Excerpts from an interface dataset
--

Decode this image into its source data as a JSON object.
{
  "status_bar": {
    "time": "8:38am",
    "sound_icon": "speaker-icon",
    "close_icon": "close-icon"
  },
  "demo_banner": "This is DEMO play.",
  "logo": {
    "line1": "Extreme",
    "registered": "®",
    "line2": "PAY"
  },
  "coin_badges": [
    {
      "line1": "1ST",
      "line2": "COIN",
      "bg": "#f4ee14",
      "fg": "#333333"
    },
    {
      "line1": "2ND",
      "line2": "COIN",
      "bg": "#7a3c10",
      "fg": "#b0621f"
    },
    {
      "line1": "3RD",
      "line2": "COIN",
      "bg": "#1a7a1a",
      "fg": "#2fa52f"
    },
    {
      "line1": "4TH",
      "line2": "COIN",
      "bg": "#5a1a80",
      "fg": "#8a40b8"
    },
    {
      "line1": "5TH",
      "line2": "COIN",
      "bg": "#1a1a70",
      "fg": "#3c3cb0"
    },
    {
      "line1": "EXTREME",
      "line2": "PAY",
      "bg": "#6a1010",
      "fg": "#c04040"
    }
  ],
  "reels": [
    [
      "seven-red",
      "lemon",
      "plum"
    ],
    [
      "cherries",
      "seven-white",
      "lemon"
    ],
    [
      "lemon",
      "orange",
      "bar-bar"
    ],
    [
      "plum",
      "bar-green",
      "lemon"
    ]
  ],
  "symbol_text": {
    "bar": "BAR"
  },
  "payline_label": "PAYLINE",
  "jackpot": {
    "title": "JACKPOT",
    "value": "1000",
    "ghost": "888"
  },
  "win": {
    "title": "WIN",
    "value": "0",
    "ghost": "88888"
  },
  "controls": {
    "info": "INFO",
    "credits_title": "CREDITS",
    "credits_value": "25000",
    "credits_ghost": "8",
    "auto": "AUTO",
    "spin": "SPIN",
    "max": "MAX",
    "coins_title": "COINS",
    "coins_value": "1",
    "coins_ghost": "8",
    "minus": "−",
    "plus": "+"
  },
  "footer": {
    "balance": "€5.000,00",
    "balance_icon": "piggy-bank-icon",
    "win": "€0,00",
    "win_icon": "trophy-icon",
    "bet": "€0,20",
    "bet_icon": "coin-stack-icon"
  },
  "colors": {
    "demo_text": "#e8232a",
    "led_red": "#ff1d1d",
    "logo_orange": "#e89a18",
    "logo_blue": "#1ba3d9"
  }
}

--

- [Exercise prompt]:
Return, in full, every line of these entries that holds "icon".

- [Response]:
    "sound_icon": "speaker-icon",
    "close_icon": "close-icon"
    "balance_icon": "piggy-bank-icon",
    "win_icon": "trophy-icon",
    "bet_icon": "coin-stack-icon"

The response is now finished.